(Records from a data collection)

_____

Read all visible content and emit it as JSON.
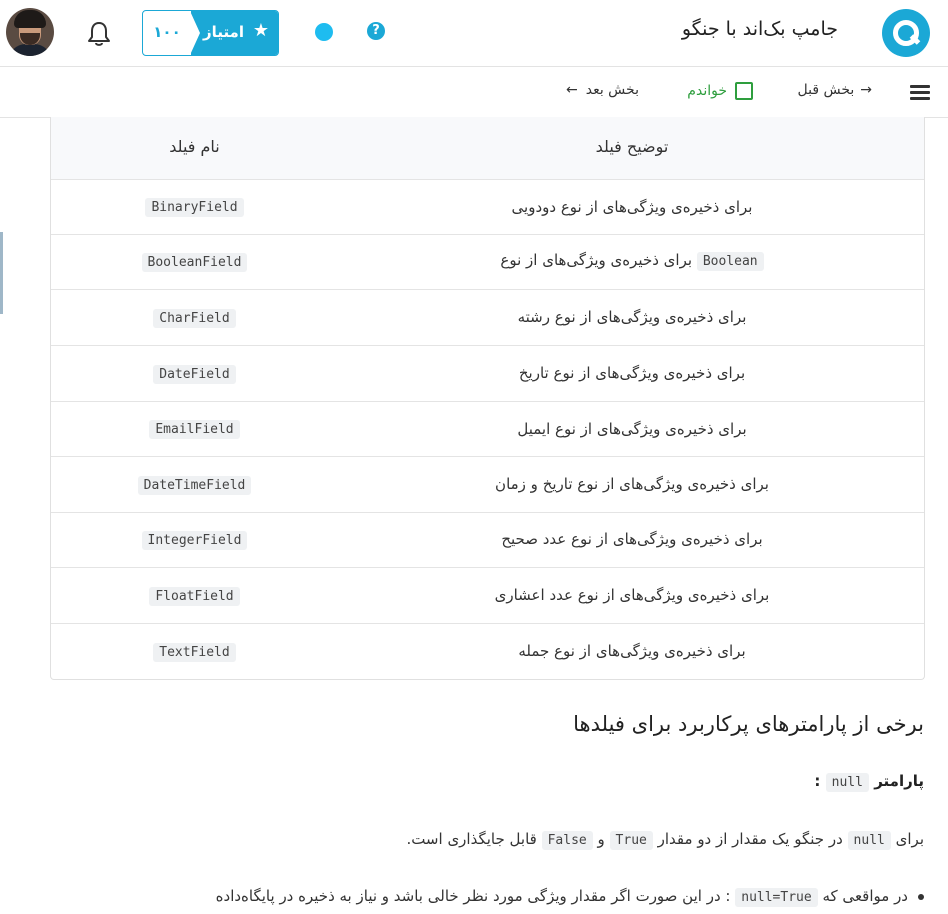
{
  "header": {
    "app_title": "جامپ بک‌اند با جنگو",
    "score_label": "امتیاز",
    "score_value": "۱۰۰",
    "help_glyph": "?",
    "icons": {
      "logo": "quera-logo-icon",
      "help": "help-icon",
      "status": "status-dot-icon",
      "star": "star-icon",
      "bell": "bell-icon",
      "avatar": "user-avatar"
    },
    "accent_color": "#1ba8d6"
  },
  "subnav": {
    "prev_label": "بخش قبل",
    "next_label": "بخش بعد",
    "read_label": "خواندم",
    "read_checked": false
  },
  "table": {
    "headers": {
      "description": "توضیح فیلد",
      "name": "نام فیلد"
    },
    "rows": [
      {
        "description": "برای ذخیره‌ی ویژگی‌های از نوع دودویی",
        "name": "BinaryField"
      },
      {
        "description_pre": "برای ذخیره‌ی ویژگی‌های از نوع",
        "description_code": "Boolean",
        "name": "BooleanField"
      },
      {
        "description": "برای ذخیره‌ی ویژگی‌های از نوع رشته",
        "name": "CharField"
      },
      {
        "description": "برای ذخیره‌ی ویژگی‌های از نوع تاریخ",
        "name": "DateField"
      },
      {
        "description": "برای ذخیره‌ی ویژگی‌های از نوع ایمیل",
        "name": "EmailField"
      },
      {
        "description": "برای ذخیره‌ی ویژگی‌های از نوع تاریخ و زمان",
        "name": "DateTimeField"
      },
      {
        "description": "برای ذخیره‌ی ویژگی‌های از نوع عدد صحیح",
        "name": "IntegerField"
      },
      {
        "description": "برای ذخیره‌ی ویژگی‌های از نوع عدد اعشاری",
        "name": "FloatField"
      },
      {
        "description": "برای ذخیره‌ی ویژگی‌های از نوع جمله",
        "name": "TextField"
      }
    ]
  },
  "article": {
    "heading": "برخی از پارامترهای پرکاربرد برای فیلدها",
    "param_label": "پارامتر",
    "param_code": "null",
    "param_suffix": " :",
    "para": {
      "t1": "برای",
      "c1": "null",
      "t2": "در جنگو یک مقدار از دو مقدار",
      "c2": "True",
      "t3": "و",
      "c3": "False",
      "t4": "قابل جایگذاری است."
    },
    "bullet": {
      "t1": "در مواقعی که",
      "c1": "null=True",
      "t2": ": در این صورت اگر مقدار ویژگی مورد نظر خالی باشد و نیاز به ذخیره در پایگاه‌داده"
    }
  }
}
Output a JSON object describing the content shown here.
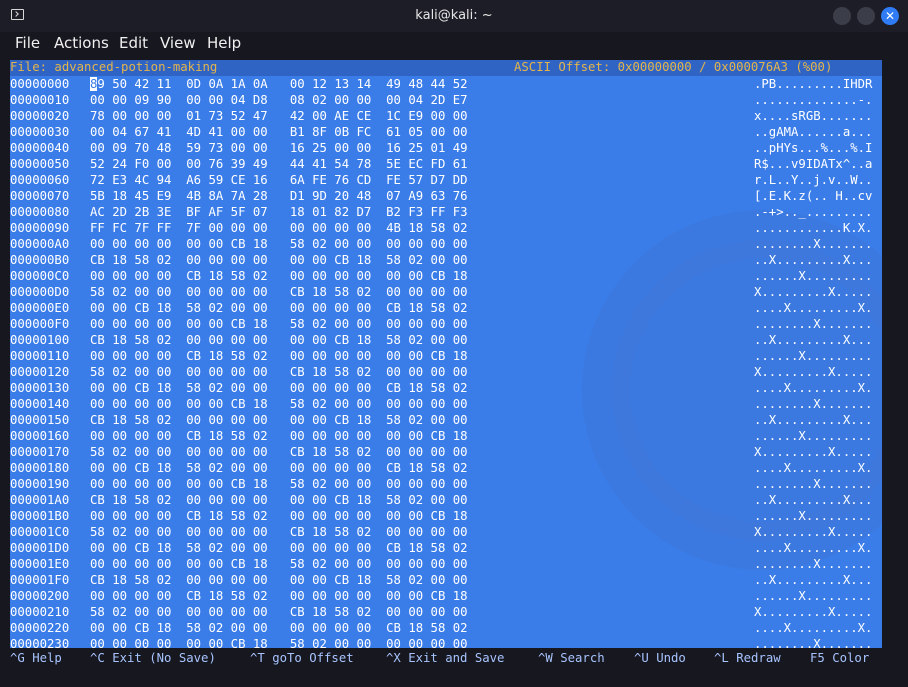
{
  "window": {
    "title": "kali@kali: ~"
  },
  "menu": [
    "File",
    "Actions",
    "Edit",
    "View",
    "Help"
  ],
  "header": {
    "file_label": "File: advanced-potion-making",
    "offset_label": "ASCII Offset: 0x00000000 / 0x000076A3 (%00)"
  },
  "cursor_char": "8",
  "rows": [
    {
      "off": "00000000",
      "hex": "9 50 42 11  0D 0A 1A 0A   00 12 13 14  49 48 44 52",
      "asc": ".PB.........IHDR"
    },
    {
      "off": "00000010",
      "hex": "00 00 09 90  00 00 04 D8   08 02 00 00  00 04 2D E7",
      "asc": "..............-."
    },
    {
      "off": "00000020",
      "hex": "78 00 00 00  01 73 52 47   42 00 AE CE  1C E9 00 00",
      "asc": "x....sRGB......."
    },
    {
      "off": "00000030",
      "hex": "00 04 67 41  4D 41 00 00   B1 8F 0B FC  61 05 00 00",
      "asc": "..gAMA......a..."
    },
    {
      "off": "00000040",
      "hex": "00 09 70 48  59 73 00 00   16 25 00 00  16 25 01 49",
      "asc": "..pHYs...%...%.I"
    },
    {
      "off": "00000050",
      "hex": "52 24 F0 00  00 76 39 49   44 41 54 78  5E EC FD 61",
      "asc": "R$...v9IDATx^..a"
    },
    {
      "off": "00000060",
      "hex": "72 E3 4C 94  A6 59 CE 16   6A FE 76 CD  FE 57 D7 DD",
      "asc": "r.L..Y..j.v..W.."
    },
    {
      "off": "00000070",
      "hex": "5B 18 45 E9  4B 8A 7A 28   D1 9D 20 48  07 A9 63 76",
      "asc": "[.E.K.z(.. H..cv"
    },
    {
      "off": "00000080",
      "hex": "AC 2D 2B 3E  BF AF 5F 07   18 01 82 D7  B2 F3 FF F3",
      "asc": ".-+>.._........."
    },
    {
      "off": "00000090",
      "hex": "FF FC 7F FF  7F 00 00 00   00 00 00 00  4B 18 58 02",
      "asc": "............K.X."
    },
    {
      "off": "000000A0",
      "hex": "00 00 00 00  00 00 CB 18   58 02 00 00  00 00 00 00",
      "asc": "........X......."
    },
    {
      "off": "000000B0",
      "hex": "CB 18 58 02  00 00 00 00   00 00 CB 18  58 02 00 00",
      "asc": "..X.........X..."
    },
    {
      "off": "000000C0",
      "hex": "00 00 00 00  CB 18 58 02   00 00 00 00  00 00 CB 18",
      "asc": "......X........."
    },
    {
      "off": "000000D0",
      "hex": "58 02 00 00  00 00 00 00   CB 18 58 02  00 00 00 00",
      "asc": "X.........X....."
    },
    {
      "off": "000000E0",
      "hex": "00 00 CB 18  58 02 00 00   00 00 00 00  CB 18 58 02",
      "asc": "....X.........X."
    },
    {
      "off": "000000F0",
      "hex": "00 00 00 00  00 00 CB 18   58 02 00 00  00 00 00 00",
      "asc": "........X......."
    },
    {
      "off": "00000100",
      "hex": "CB 18 58 02  00 00 00 00   00 00 CB 18  58 02 00 00",
      "asc": "..X.........X..."
    },
    {
      "off": "00000110",
      "hex": "00 00 00 00  CB 18 58 02   00 00 00 00  00 00 CB 18",
      "asc": "......X........."
    },
    {
      "off": "00000120",
      "hex": "58 02 00 00  00 00 00 00   CB 18 58 02  00 00 00 00",
      "asc": "X.........X....."
    },
    {
      "off": "00000130",
      "hex": "00 00 CB 18  58 02 00 00   00 00 00 00  CB 18 58 02",
      "asc": "....X.........X."
    },
    {
      "off": "00000140",
      "hex": "00 00 00 00  00 00 CB 18   58 02 00 00  00 00 00 00",
      "asc": "........X......."
    },
    {
      "off": "00000150",
      "hex": "CB 18 58 02  00 00 00 00   00 00 CB 18  58 02 00 00",
      "asc": "..X.........X..."
    },
    {
      "off": "00000160",
      "hex": "00 00 00 00  CB 18 58 02   00 00 00 00  00 00 CB 18",
      "asc": "......X........."
    },
    {
      "off": "00000170",
      "hex": "58 02 00 00  00 00 00 00   CB 18 58 02  00 00 00 00",
      "asc": "X.........X....."
    },
    {
      "off": "00000180",
      "hex": "00 00 CB 18  58 02 00 00   00 00 00 00  CB 18 58 02",
      "asc": "....X.........X."
    },
    {
      "off": "00000190",
      "hex": "00 00 00 00  00 00 CB 18   58 02 00 00  00 00 00 00",
      "asc": "........X......."
    },
    {
      "off": "000001A0",
      "hex": "CB 18 58 02  00 00 00 00   00 00 CB 18  58 02 00 00",
      "asc": "..X.........X..."
    },
    {
      "off": "000001B0",
      "hex": "00 00 00 00  CB 18 58 02   00 00 00 00  00 00 CB 18",
      "asc": "......X........."
    },
    {
      "off": "000001C0",
      "hex": "58 02 00 00  00 00 00 00   CB 18 58 02  00 00 00 00",
      "asc": "X.........X....."
    },
    {
      "off": "000001D0",
      "hex": "00 00 CB 18  58 02 00 00   00 00 00 00  CB 18 58 02",
      "asc": "....X.........X."
    },
    {
      "off": "000001E0",
      "hex": "00 00 00 00  00 00 CB 18   58 02 00 00  00 00 00 00",
      "asc": "........X......."
    },
    {
      "off": "000001F0",
      "hex": "CB 18 58 02  00 00 00 00   00 00 CB 18  58 02 00 00",
      "asc": "..X.........X..."
    },
    {
      "off": "00000200",
      "hex": "00 00 00 00  CB 18 58 02   00 00 00 00  00 00 CB 18",
      "asc": "......X........."
    },
    {
      "off": "00000210",
      "hex": "58 02 00 00  00 00 00 00   CB 18 58 02  00 00 00 00",
      "asc": "X.........X....."
    },
    {
      "off": "00000220",
      "hex": "00 00 CB 18  58 02 00 00   00 00 00 00  CB 18 58 02",
      "asc": "....X.........X."
    },
    {
      "off": "00000230",
      "hex": "00 00 00 00  00 00 CB 18   58 02 00 00  00 00 00 00",
      "asc": "........X......."
    }
  ],
  "shortcuts": [
    "^G Help",
    "^C Exit (No Save)",
    "^T goTo Offset",
    "^X Exit and Save",
    "^W Search",
    "^U Undo",
    "^L Redraw",
    "F5 Color"
  ],
  "colors": {
    "editor_bg": "#3b7de8",
    "header_text": "#e4b54a",
    "accent": "#2f7cf6"
  }
}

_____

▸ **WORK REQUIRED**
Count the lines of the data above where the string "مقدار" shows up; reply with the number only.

▸ **COMPLETED TASK**
2